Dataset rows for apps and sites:
########################################

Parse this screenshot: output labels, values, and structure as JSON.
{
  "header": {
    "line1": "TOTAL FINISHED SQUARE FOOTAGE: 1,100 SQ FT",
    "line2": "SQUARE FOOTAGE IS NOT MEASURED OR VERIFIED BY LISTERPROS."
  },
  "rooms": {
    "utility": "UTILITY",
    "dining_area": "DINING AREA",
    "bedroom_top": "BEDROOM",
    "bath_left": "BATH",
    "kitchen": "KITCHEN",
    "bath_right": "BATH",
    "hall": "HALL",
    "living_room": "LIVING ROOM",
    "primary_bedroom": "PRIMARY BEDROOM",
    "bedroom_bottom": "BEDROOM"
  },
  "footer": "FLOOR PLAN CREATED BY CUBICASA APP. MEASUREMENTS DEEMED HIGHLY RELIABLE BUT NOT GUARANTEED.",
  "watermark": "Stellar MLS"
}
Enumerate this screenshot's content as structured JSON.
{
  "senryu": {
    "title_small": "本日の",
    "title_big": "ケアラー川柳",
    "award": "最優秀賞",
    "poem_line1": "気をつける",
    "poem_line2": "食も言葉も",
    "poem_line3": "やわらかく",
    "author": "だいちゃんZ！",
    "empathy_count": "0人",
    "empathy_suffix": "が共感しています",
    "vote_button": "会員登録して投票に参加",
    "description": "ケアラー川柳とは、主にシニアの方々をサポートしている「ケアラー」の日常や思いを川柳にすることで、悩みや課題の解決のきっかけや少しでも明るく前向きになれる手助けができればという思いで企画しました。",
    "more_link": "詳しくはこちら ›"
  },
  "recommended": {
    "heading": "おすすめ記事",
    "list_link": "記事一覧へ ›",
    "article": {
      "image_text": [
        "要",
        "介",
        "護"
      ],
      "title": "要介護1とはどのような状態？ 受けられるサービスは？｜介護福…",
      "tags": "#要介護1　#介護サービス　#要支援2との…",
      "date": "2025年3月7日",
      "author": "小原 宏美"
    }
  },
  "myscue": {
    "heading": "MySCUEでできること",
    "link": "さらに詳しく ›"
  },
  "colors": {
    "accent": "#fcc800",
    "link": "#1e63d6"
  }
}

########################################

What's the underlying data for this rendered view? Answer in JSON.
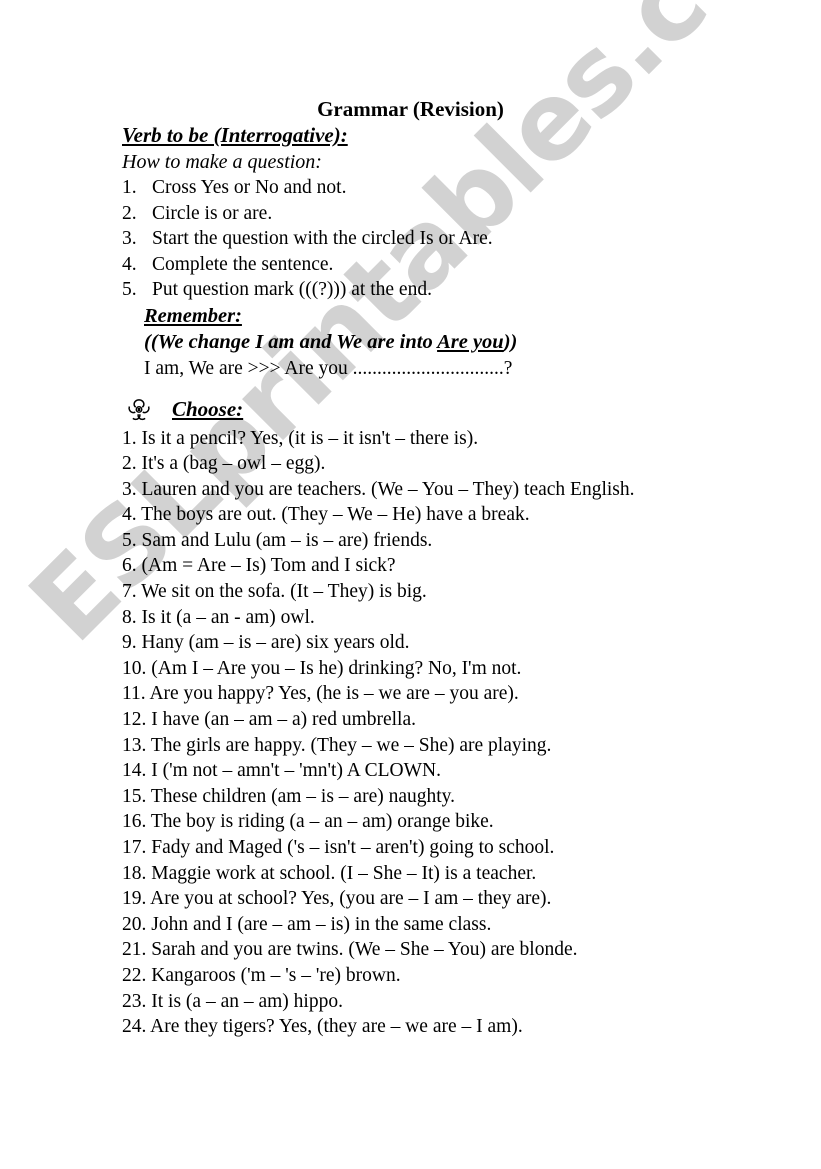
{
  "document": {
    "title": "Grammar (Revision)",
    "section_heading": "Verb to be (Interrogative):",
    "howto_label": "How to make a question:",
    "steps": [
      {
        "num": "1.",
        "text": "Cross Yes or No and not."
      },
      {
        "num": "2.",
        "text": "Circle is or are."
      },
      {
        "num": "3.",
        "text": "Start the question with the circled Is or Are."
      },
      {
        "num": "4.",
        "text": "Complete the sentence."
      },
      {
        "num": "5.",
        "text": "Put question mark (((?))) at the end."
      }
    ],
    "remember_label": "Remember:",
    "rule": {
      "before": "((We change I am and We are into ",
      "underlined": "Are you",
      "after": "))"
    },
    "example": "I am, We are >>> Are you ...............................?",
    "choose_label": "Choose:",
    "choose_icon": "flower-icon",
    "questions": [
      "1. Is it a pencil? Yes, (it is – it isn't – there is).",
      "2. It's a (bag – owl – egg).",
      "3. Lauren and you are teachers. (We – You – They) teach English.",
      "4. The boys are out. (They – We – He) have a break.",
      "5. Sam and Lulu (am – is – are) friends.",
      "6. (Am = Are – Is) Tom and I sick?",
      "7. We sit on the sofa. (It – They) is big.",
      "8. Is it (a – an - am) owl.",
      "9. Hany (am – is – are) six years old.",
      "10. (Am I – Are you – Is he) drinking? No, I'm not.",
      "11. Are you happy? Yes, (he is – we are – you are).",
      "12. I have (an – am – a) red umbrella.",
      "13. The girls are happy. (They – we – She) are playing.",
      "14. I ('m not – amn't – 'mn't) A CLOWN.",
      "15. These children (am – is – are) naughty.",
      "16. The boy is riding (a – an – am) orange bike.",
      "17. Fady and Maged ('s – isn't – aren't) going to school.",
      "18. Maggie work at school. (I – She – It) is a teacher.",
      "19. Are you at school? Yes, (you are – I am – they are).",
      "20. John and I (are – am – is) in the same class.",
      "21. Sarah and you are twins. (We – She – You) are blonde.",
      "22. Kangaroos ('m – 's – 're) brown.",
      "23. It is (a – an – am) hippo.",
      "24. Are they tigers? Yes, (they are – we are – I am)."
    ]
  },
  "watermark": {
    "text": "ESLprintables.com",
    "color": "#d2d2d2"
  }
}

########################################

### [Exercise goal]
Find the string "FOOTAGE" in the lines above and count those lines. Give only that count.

### [Task answer]
2